foreground
index
insert_point
marker

For example, say we want to change the comments from that horrible red to something more easy on the eye. Lets go with some light purple, like <0.8, 0.0, 1.0>. The commands will be:


defaults write TeXShop commentred 0.8
defaults write TeXShop commentgreen 0.0
defaults write TeXShop commentblue 1.0

You will have to restart TeXShop and now comments will look like this:

wpid-texshop_default_2-2013-01-4-07-42.png

In a similar way you can change the rest of the colors to match you style. Here is a bash script to change all the colors on TexShop. The colors are set for the default colors. You can change any of the colors to match you style. If you want to go back to the original simply download the file and run it. I would suggest you keep a local copy of your settings just in case. In order to run the code you will have to change the permissions to 700 by running this command:


sudo chmod 700 texshop_colors.sh

Now you can change any of the colors at by running the file instead of running multiple commands.


./teschop_colors.sh

Terminal

Syntax Highlighting in the Mac OS X Terminal

January 2, 2013

In your programming career, sooner or later you will come across the command line text editor. In the beginning it will look and feel wired, but with time you will get used to it. After a while you will get used to not having the IDE and fancy auto complete.

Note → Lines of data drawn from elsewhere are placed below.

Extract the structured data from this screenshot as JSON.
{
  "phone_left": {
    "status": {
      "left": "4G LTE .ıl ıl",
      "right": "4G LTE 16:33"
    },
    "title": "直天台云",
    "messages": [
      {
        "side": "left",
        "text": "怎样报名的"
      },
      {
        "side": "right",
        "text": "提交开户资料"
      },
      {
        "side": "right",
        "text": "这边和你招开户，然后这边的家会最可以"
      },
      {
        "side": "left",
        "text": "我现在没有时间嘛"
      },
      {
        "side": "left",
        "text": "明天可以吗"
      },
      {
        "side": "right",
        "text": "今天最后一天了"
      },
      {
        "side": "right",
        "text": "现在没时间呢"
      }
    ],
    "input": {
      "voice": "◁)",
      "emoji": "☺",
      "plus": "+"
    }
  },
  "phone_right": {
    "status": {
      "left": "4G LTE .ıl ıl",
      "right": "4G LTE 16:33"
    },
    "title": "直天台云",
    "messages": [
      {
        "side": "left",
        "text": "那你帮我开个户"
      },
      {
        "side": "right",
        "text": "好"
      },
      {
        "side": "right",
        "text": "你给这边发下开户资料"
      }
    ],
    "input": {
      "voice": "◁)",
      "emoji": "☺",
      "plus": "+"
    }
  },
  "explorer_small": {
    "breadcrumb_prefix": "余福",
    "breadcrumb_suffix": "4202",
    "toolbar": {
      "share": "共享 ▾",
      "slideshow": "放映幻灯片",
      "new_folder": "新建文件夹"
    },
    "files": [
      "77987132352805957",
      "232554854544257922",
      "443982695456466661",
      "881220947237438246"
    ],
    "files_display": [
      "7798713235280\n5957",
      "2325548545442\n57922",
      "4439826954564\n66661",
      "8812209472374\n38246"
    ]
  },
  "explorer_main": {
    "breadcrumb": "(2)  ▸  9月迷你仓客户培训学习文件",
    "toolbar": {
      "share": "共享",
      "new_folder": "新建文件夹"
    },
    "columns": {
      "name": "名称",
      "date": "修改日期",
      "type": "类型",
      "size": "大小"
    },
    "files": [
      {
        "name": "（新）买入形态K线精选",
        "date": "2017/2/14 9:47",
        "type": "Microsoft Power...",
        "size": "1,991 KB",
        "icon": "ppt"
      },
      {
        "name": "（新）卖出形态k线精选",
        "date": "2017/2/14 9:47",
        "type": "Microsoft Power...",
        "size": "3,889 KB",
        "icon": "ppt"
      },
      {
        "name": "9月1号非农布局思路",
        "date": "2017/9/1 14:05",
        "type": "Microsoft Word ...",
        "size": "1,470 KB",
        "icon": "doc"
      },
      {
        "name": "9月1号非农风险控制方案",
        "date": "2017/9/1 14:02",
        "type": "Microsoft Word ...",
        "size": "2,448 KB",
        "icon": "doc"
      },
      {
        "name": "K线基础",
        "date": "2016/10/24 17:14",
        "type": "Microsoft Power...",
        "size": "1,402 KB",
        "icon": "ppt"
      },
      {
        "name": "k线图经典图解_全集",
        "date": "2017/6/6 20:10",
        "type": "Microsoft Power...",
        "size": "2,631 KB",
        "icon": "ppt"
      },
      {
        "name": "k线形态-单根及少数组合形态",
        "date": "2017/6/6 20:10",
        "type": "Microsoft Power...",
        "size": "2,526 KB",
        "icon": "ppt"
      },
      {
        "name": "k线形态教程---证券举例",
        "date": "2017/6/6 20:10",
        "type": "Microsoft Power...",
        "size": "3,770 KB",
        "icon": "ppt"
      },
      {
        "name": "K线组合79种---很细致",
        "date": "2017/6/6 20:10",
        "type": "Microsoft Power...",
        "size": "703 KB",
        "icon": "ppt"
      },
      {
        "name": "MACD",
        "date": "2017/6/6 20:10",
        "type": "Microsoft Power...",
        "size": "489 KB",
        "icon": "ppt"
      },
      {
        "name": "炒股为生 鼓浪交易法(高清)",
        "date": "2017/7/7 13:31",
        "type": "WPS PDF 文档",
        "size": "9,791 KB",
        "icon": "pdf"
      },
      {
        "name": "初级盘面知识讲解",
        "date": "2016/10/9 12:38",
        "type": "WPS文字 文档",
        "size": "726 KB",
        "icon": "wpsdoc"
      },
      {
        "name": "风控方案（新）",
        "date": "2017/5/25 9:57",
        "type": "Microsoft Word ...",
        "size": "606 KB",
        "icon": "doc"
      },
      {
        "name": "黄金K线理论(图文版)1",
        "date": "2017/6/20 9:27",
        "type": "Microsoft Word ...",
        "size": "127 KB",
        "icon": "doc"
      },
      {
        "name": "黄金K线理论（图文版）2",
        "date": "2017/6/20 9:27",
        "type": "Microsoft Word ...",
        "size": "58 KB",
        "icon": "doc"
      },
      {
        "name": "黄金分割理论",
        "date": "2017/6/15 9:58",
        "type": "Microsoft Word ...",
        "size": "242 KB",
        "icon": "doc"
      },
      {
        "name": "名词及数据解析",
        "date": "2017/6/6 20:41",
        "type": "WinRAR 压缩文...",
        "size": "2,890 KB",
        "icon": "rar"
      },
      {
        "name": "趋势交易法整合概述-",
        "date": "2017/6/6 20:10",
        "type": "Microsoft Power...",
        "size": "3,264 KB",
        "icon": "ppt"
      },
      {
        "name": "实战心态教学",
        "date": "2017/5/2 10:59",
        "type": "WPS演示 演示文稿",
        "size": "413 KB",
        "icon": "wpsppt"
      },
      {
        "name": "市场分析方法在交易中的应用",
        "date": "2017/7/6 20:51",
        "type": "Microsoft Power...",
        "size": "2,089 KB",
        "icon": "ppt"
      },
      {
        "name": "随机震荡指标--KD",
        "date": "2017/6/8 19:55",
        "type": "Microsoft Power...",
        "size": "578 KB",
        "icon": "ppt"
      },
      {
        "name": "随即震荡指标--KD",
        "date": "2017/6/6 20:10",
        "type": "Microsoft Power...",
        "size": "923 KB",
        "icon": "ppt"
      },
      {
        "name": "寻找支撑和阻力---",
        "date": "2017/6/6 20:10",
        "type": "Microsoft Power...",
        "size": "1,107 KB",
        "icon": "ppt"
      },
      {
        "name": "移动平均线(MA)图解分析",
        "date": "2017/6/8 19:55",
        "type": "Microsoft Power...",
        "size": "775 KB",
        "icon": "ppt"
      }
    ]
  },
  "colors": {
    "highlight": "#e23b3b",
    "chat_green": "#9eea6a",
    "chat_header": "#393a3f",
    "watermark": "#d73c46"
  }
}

You will even get used to the fact that the syntax is not highlighted, but you do not have to. As it turns out, you can 'activate' your terminals syntax highlighting features. This will help you a lot down the road and can be applied for Mac (yes, even servers, no I do not know about Windows.

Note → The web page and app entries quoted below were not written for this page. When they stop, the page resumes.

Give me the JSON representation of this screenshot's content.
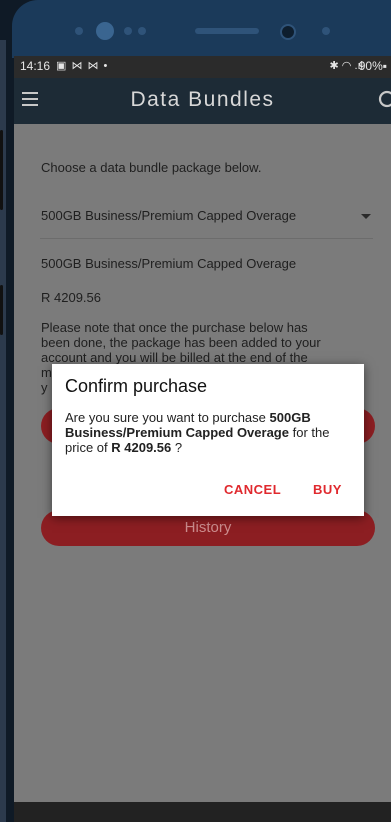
{
  "status_bar": {
    "time": "14:16",
    "sys_icons": "▣ ⋈ ⋈ •",
    "right_icons": "✱ ◠ .ıl",
    "battery": "90%▪"
  },
  "app_bar": {
    "title": "Data Bundles"
  },
  "content": {
    "intro": "Choose a data bundle package below.",
    "selected_package": "500GB Business/Premium Capped Overage",
    "package_name": "500GB Business/Premium Capped Overage",
    "package_price": "R 4209.56",
    "note_lines": [
      "Please note that once the purchase below has",
      "been done, the package has been added to your",
      "account and you will be billed at the end of the",
      "m",
      "y"
    ],
    "history_label": "History"
  },
  "dialog": {
    "title": "Confirm purchase",
    "msg_prefix": "Are you sure you want to purchase ",
    "msg_package": "500GB Business/Premium Capped Overage",
    "msg_mid": " for the price of ",
    "msg_price": "R 4209.56",
    "msg_suffix": " ?",
    "cancel_label": "CANCEL",
    "buy_label": "BUY"
  },
  "colors": {
    "accent": "#e0292e",
    "appbar": "#1d2b36",
    "button": "#8c1e22",
    "overlay": "#7b7b7b"
  }
}
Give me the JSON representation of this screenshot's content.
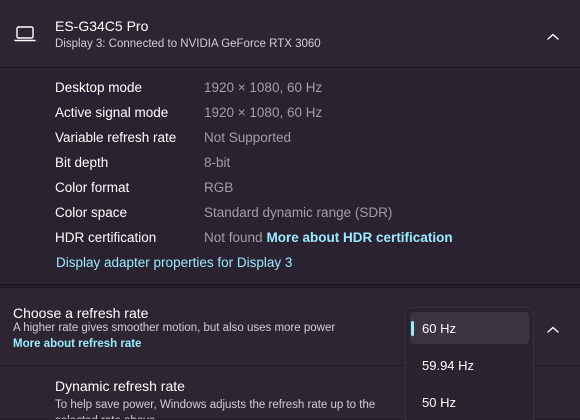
{
  "device": {
    "name": "ES-G34C5 Pro",
    "subtitle": "Display 3: Connected to NVIDIA GeForce RTX 3060",
    "icon": "laptop-icon"
  },
  "display_info": [
    {
      "label": "Desktop mode",
      "value": "1920 × 1080, 60 Hz"
    },
    {
      "label": "Active signal mode",
      "value": "1920 × 1080, 60 Hz"
    },
    {
      "label": "Variable refresh rate",
      "value": "Not Supported"
    },
    {
      "label": "Bit depth",
      "value": "8-bit"
    },
    {
      "label": "Color format",
      "value": "RGB"
    },
    {
      "label": "Color space",
      "value": "Standard dynamic range (SDR)"
    },
    {
      "label": "HDR certification",
      "value": "Not found",
      "link": "More about HDR certification"
    }
  ],
  "adapter_link": "Display adapter properties for Display 3",
  "refresh_rate": {
    "title": "Choose a refresh rate",
    "description": "A higher rate gives smoother motion, but also uses more power",
    "link": "More about refresh rate",
    "options": [
      "60 Hz",
      "59.94 Hz",
      "50 Hz"
    ],
    "selected": "60 Hz"
  },
  "dynamic_refresh": {
    "title": "Dynamic refresh rate",
    "description": "To help save power, Windows adjusts the refresh rate up to the selected rate above"
  },
  "colors": {
    "background": "#241c2a",
    "card": "#2e2533",
    "accent_link": "#99ebff",
    "secondary_text": "#a39ea8"
  }
}
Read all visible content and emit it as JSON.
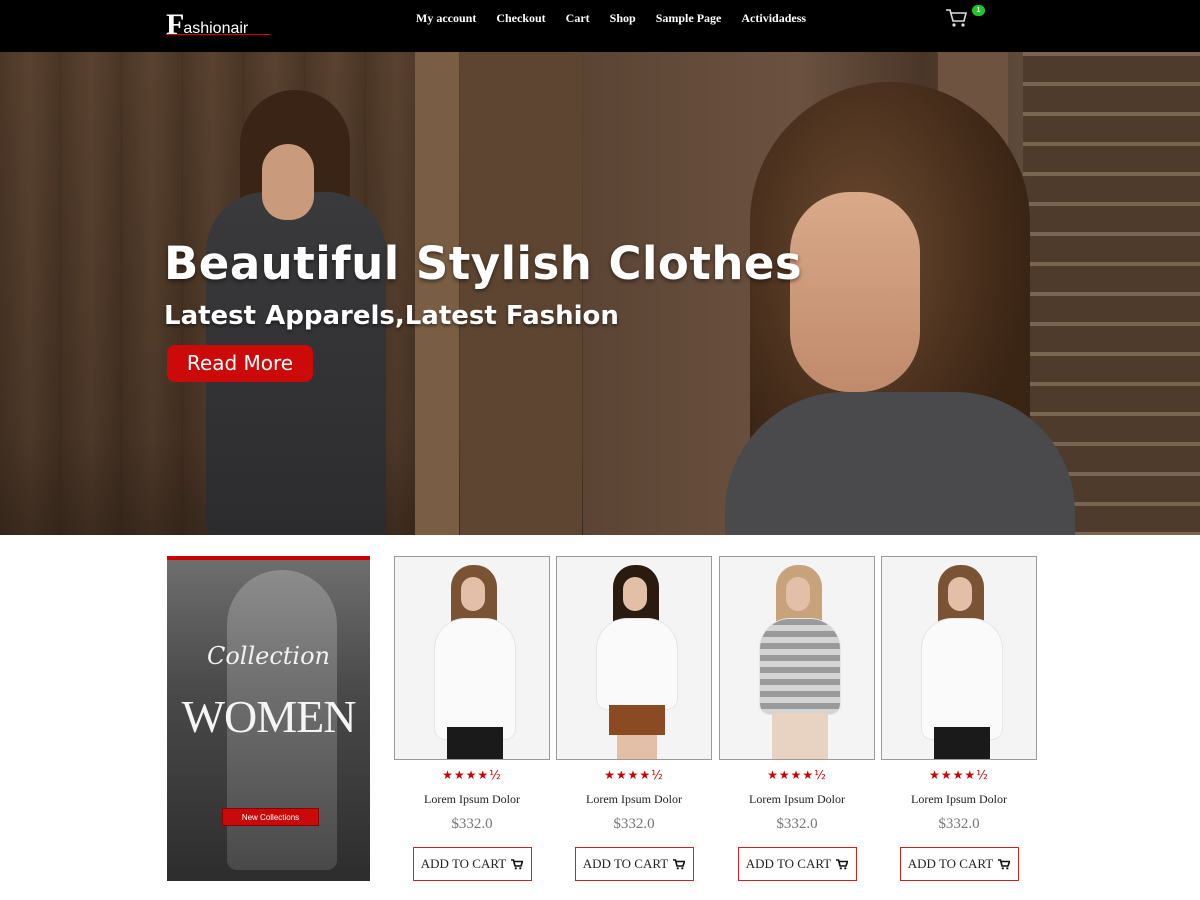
{
  "header": {
    "logo_initial": "F",
    "logo_rest": "ashionair",
    "nav": [
      "My account",
      "Checkout",
      "Cart",
      "Shop",
      "Sample Page",
      "Actividadess"
    ],
    "cart_count": "1",
    "cart_icon": "shopping-cart-icon"
  },
  "hero": {
    "title": "Beautiful Stylish Clothes",
    "subtitle": "Latest Apparels,Latest Fashion",
    "button_label": "Read More"
  },
  "collection": {
    "script_text": "Collection",
    "title": "WOMEN",
    "button_label": "New Collections"
  },
  "products": [
    {
      "name": "Lorem Ipsum Dolor",
      "price": "$332.0",
      "rating": 4.5,
      "button_label": "ADD TO CART",
      "bottom_color": "#1a1a1a",
      "top_color": "#fafafa"
    },
    {
      "name": "Lorem Ipsum Dolor",
      "price": "$332.0",
      "rating": 4.5,
      "button_label": "ADD TO CART",
      "bottom_color": "#8a4a22",
      "top_color": "#fafafa"
    },
    {
      "name": "Lorem Ipsum Dolor",
      "price": "$332.0",
      "rating": 4.5,
      "button_label": "ADD TO CART",
      "bottom_color": "#e8d2c2",
      "top_color": "#a8a8a8"
    },
    {
      "name": "Lorem Ipsum Dolor",
      "price": "$332.0",
      "rating": 4.5,
      "button_label": "ADD TO CART",
      "bottom_color": "#1a1a1a",
      "top_color": "#fafafa"
    }
  ],
  "colors": {
    "accent": "#cc0a0a",
    "header_bg": "#000000",
    "badge": "#21c52a",
    "star": "#cc0000"
  }
}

So I created a simple program in python to see what my terminal will display now if I were to open the file via vi. Here is the file content:


import time

def main():
	print 'hello'
	x = 42

main()

If I were to run the following command (assuming the file is named syntax.py):


vi syntax.py

The output:

syntax highlight off

We can do better than that. First of all navigate to your home folder. We are going to add some color highlighting to the ls function. This will make it easy to recognize file types in the command line. That is the folder that opens up when you open up the terminal. Now run the following command to create (or modify if exsiting) your .profile file.


vi .profile

If you have File Vault turned on, you might have to add sudo at the beginning of the command and type your password at the prompt. Once the file is open type 'i' to switch to vi insert mode. Then type the following into the file:


alias ls='ls -G'

After you are done typing hit the 'esc' key followed by 'wq' and enter. This will switch you out of insert mode, save (write) & quit. See An Extremely Quick and Simple Introduction to the Vi Text Editor for more information about vi. This command will add some syntax highlighting to your terminal ls function. So now your directory list will be colorful. To add the syntax highlight to vi we will need to do a little more work.

First, change the directory like so:


cd /usr/share/vim

Then open a file called vimrc using sudo. Like this:


sudo vi vimrc

This will take you back into the vi enviorment. Now you are going to go into insert mode again by pressing 'i' key. Add the following code after the line:


backspace = 2

The code to add:


set ai                  " auto indenting
set history=100         " keep 100 lines of history
set ruler               " show the cursor position
syntax on               " syntax highlighting
set hlsearch            " highlight the last searched term
filetype plugin on      " use the file type plugins

" When editing a file, always jump to the last cursor position
autocmd BufReadPost *
\ if ! exists("g:leave_my_cursor_position_alone") |
\ if line("'\"") > 0 && line ("'\"") <= line("$") |
\ exe "normal g'\"" |
\ endif |
\ endif

Save and exit again, by pressing 'esc' and 'wq'. Restart your terminal session and everything should be all colorful. If you were to go back to view your vimrc file you should see something similar to this:

vim color configure

And out python file from before should look like this when you open it:

vim python color highlight

Much better.

Note that at any point you can disable this feature by removing the added line of code. You can also disable terminal syntax highlighting by typing in the following command from within vi:

 :syntax off